Friends who we have talked to, have said that Nelson is lovely. We didn’t see a lot of it, but it was here that Eleanor wanted to cook dinner. On our first day in Wellington she had been a little taken aback that we had to wash our own breakfast dishes. So it was lovely that Eleanor wanted to make spaghetti bolognese. We had actually bought more than enough ingredients and so we gave these to another hosteller. In all the hostels Eleanor struck up conversations with fellow travellers while either washing dishes or cooking. In all of them, she made them believe that she does exactly the same at home (!)
Eleanor was wearing her Dulwich Suzhou FC hoodie in the YHA, and so a couple, who were Irish started talking to us as they to lived in Suzhou as well and were teachers at the other Suzhou international school, SSIS. Now we didn’t tell anyone about meeting David and Maryann, but the next day I got a message from my Aussie counselling colleague, Jim, who was in Australia (who married an Irish girl) asking me how David and Maryann were. Up until the day before I didn’t know who they were! But they had messaged Jim about us!
Two days later… sat in the YHA at Franz Josef, who walks in – David and Maryann. (left hand side) Also in the YHA, were again, people who Eleanor had met and played with on the ferry (different people to the ones met at the Captain’s Daughter). Also Lions supporters not at the second test, Max, Maria and their two children were travelling round NZ (and the rest of the world Round The World Eleanor and I watched the second test with them in the pub.

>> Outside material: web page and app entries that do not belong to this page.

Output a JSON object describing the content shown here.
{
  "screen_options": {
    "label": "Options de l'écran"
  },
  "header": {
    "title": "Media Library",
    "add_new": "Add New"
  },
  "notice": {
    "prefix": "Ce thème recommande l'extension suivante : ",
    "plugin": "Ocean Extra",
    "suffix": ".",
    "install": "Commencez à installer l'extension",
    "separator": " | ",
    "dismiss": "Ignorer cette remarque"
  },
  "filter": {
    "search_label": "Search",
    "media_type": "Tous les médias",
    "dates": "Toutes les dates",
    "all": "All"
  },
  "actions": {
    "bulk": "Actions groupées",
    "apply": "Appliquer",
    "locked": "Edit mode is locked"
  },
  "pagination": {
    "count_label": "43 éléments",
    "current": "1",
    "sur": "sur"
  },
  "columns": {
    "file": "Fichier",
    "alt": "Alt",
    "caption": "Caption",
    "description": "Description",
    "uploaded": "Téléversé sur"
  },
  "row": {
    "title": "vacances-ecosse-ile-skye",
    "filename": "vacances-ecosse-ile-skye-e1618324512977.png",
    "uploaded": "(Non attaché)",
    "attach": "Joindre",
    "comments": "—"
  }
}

Max had put a bet on the Lions winning. The bet paid out which bought them tickets to the 3rd test in Auckland where they had accommodation already booked! We agreed that we would meet them in Queenstown, as our last night there would coincide with their visit there.
The final incident of unplanned “its a small world” was when we were in Te Anau, we were at the local park beside the YHA and Eleanor began playing with a girl, she was a New Zealander and so we didn’t think anything of it, until we were on a small boat at Milford Sound the next day. A lady came up to me and said “Are you Eleanor’s mum?” it was the mother of the girl at the park the day before. Needless to say Eleanor was over the moon that there was someone of her own age on the boat.
Our planned reunions included; in Wellington and Queenstown Graham, a cousin; in Matamata (near Hobbiton) Campbell and his daughter, Campbell will be at our school from November; in Auckland we met up with Maia and Heather and their son, Kaiden. I first met Heather at Pax Lodge (a World Centre for WAGGGS – World Association of Girl Guides and Girl Scouts), then Maia took over from her before moving onto CHQ (Girlguiding headquarters), we met them in at the Skytower for dinner – tip – if you book the restaurant at the top of the tower, The Sugar Club, you get up the tower earlier for “free”. They both now work in Auckland. Martin also met a school friend, Damian. They hadn’t seen each other since they were 16. And in Rotorua, we met with Heather. Heather was one of my first guides and young leaders when I guided in Sherborne (Girlguiding). She showed us a spot near Wai-O-Tapu Thermal Wonderland where two rivers meet, one cold, one hot – instant river bath/spa. (keep going on the loop road until you see a bridge, park there and take steps down)